But one thing puzzles me: Why does it say “Open the gates for us”? (The phrases used are ptach lanu and pitchu lanu.) Isn't the whole point that the gates have been open during all ten days of these Days of Awe? Shouldn't it say: “Keep the gates open a little longer please!”? Or how about: “Hold the doors!”?
And are we just talking about the gates of heaven? If we look at page 724 of our ‘Sim Shalom Machzor’, we read: “Pitchu lanu shaarei tsedek’ — “Open for us the gates of justice”, and in the next paragraph, we read “shaarei orah”, “shaarei brachah”, “shaarei gilah”, “shaarei hod”, “shaarei zchuyot”, etc. — Open for us gates of light, gates of blessing, of joy, of grace, of merit; to which we can add gates of beauty, of goodness, of kindheartedness, and so forth.
Also notice the words “pitchu lanu”: ‘pitchu’ is in the first-person plural — we are not talking only to God, but to each other.
The next paragraph starts with ptach lanu, in the first-person singular; but I would suggest that even here, we are not talking only to God, but to each other, one on one — asking each other, our neighbors, our friends, our intimates; for the sake of all of us, for our brothers and sisters, for our entire community (the word ‘lanu’ is a plural pronoun meaning “for all of us”) to please open the gates of beauty, joy, goodness, etc.
What would it mean to open the gates of beauty? It might mean that, even though we see things we don't like in somebody, or we see things they do that we disapprove of, we still look for the good in them, for their beauty.
What would it mean to keep the gates of dignity open? It might mean that, even if we disagree with someone's viewpoint, we still listen with respect.
Every time we correct a wrongdoing, we are opening the gates of justice.
Open the gates of compassion: Notice when someone near you is suffering; how might you help them?
All these gates are gates we are meant to keep open to each other all year long; and if you haven't yet opened these gates during these 10 days, this is the time to to do it. “Pitchu/Ptach Lanu” is the reminder to all of us that we must never close these gates, because there is no forgiveness without compassion — there is no repentance without goodness and solace. These are the gates we all walk through together all year round; and as we daven another vidui, another confessional, this is our teshuvah — this is our repentance for all those times during the year when we forgot to open these gates. This is our last chance to make amends, and we call upon each other and ourselves to open the gates again.

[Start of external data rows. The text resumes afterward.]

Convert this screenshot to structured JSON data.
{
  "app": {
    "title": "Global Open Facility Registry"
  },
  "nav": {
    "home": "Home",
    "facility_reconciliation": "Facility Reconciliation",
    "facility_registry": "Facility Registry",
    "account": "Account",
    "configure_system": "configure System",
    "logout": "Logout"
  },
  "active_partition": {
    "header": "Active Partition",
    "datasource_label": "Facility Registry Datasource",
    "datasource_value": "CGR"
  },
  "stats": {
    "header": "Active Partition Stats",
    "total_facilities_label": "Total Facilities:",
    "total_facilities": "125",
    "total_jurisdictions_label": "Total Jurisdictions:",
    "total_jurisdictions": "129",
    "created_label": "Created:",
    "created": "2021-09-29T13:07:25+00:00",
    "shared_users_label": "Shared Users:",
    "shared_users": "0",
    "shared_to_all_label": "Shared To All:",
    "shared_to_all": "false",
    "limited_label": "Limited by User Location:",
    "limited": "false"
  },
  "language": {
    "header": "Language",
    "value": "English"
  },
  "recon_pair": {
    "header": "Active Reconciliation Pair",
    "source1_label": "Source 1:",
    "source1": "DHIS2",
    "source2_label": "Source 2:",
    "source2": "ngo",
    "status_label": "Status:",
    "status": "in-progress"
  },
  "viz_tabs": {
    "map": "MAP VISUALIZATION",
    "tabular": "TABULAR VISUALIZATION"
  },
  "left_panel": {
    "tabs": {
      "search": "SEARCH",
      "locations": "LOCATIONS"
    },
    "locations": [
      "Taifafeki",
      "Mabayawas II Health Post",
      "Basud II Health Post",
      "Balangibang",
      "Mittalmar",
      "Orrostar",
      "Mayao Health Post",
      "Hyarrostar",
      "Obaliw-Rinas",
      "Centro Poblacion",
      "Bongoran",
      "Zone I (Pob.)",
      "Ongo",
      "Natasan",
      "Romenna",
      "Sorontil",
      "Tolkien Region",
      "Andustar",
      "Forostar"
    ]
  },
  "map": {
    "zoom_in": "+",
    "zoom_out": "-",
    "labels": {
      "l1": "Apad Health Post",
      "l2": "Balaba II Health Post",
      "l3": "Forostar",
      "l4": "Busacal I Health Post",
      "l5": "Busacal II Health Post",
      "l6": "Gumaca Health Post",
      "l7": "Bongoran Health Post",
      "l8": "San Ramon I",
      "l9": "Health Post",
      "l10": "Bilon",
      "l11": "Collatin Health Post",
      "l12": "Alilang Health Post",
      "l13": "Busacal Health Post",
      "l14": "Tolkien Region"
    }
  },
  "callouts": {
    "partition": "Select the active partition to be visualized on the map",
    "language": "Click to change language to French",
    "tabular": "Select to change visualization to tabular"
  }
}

At the end of Ne'ilah, we blow the shofar. According to the Kotzker Rebbe, the shofar was blown after the giving of the Torah at Mt. Sinai, and then everyone went back to their tents. That's when the true test began. It wasn't difficult to be righteous at Mount Sinai. But what would we do when we got home? Similarly, it might be easy to make promises on Yom Kippur, but we need the blast of the shofar to remind us to keep those commitments once we go home, to remind us to keep the gates open all year round.
So you've been here before. Many of you have gone to Yom Kippur services all your life. You know what each prayer looks like and sounds like; you know what Ne'ilah is supposed to feel like. But perhaps this year you can find ways to make it feel different. Take a look at the light coming through our stained-glass windows. Yom Kippur came later in the secular year this year, so it's darker now at this hour this year then it was last year. Look around at each other and see who is here, and who is no longer with us. Make this day awesome, worth being lifted for 24 hours out of your everyday life.
Gmar chatimah tovah.